[ILN 13 July 1872]
Opening of Queens Pier, Douglas, Isle of Man.

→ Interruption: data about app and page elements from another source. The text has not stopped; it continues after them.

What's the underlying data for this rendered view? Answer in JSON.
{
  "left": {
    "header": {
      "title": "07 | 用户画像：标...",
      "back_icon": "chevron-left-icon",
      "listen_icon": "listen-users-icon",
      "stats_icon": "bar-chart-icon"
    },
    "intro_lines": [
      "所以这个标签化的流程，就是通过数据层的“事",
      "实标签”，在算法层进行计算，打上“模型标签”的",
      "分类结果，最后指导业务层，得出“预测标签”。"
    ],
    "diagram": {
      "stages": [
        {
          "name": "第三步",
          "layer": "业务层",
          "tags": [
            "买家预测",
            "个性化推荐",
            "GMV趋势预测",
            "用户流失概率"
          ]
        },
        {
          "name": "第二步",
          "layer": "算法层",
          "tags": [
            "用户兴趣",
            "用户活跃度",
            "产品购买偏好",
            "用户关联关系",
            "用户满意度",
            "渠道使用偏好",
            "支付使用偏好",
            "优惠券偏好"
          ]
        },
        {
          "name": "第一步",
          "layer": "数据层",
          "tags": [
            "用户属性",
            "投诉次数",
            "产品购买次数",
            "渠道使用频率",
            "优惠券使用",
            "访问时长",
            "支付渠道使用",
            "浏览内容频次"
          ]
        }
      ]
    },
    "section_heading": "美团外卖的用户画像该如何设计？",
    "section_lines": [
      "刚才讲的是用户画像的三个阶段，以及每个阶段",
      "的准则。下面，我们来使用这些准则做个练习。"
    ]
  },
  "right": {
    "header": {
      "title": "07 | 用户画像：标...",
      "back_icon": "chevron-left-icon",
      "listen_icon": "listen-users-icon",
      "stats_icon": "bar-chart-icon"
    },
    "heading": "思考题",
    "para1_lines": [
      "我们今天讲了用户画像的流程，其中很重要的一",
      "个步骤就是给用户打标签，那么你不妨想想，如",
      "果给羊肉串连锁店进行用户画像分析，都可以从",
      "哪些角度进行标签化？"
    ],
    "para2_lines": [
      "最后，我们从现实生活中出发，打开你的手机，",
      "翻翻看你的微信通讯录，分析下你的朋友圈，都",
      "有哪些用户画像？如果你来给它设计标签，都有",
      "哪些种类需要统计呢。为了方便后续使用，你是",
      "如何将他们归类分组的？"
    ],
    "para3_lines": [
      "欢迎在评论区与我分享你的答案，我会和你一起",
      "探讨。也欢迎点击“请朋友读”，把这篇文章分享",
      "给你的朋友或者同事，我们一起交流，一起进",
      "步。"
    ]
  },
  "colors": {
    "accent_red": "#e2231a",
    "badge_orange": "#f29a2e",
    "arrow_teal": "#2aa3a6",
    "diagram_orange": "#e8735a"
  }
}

The Isle of Man Harbour Commissioners, established in 1771, who are henceforth superseded by a new board under the recent Act of Parliament, have marked their departure from office by completing and opening the new Queens Landing Pier at Douglas, and by laying the first stone of the Battery Pier at the same time. These two works are executed from the designs of Sir John Coode, G.E., under the superintendence of Mr. W. Powell, resident engineer, in accordance with the resolutions of the Tynwald Court, approved by the Lieutenant-Governor ; and they will make the beautiful Bay of Douglas a convenient harbour in all states of the tide, and safe against every wind and sea. The Lieutenant-Governor, Mr. H. B. Loch, C.B., performed the ceremony of opening the Queens Landing Pier on Monday week ; and Mrs. Loch afterwards laid the first stone of the Battery Pier. The pier was decorated with triumphal arches, on which there was a tasteful display of flags and evergreens. The procession was formed of the workmen employed, the harbour-masters and otherofficials, the Douglas and Ramsey Town Commissioners and High Bailiffs, the magistrates, the Bishop and clergy, the members of the House of Keys and Council, the Lieutenant-Governor and his Staff, with a guard of the volunteer rifles. Having reached the platform where the ceremony was to take place, Sir John Coode read his report on the work ; and Mr. Ridgway Harrison, the Receiver-General, read an address to the Governor, who made a suitable reply, declaring the Queens Pier opened. The company then proceeded to the site of the proposed Battery Pier, under the Old Battery on Douglas Head, where a block of stone was provided, with a platform to accommodate the persons engaged in this part of the ceremonial. Mrs. Loch had a silver trowel given to her, with which she laid mortar on the stone, and expressed her good wishes for the success of the work. The Bishop of Sodor and Man offered a prayer. A steam-boat trip to Ramsey and back gave some of the company an appetite for luncheon, which was provided at the Imperial Hotel, the Governor and Mrs. Loch, with 130 other guests, being entertained by the Harbour Commissioners. Mr. Ridgway Harrison was in the chair. The speeches at table congratulated the town of Douglas and the Isle of Man upon the benefits expected from these harbour improvements, which altogether will cost £100,000. The cost of the Queens Landing Pier has been £46,400. It is 1100 ft. long, 50 ft. wide, and 52 ft. high, built of solid concrete blocks well cemented together. There is a depth of water of from 6 ft. to 18 ft., at low tide, at the several landing stages of this pier. The Battery Pier, to shield the harbour against stormy seas, will extend 550 ft. in the direction of east-north-east from Douglas Head, the southern extremity of the bay. Its cost is estimated at £52,000. Our illustration of the Queens Landing Pier is from a photograph by Mr. Keig, of Douglas.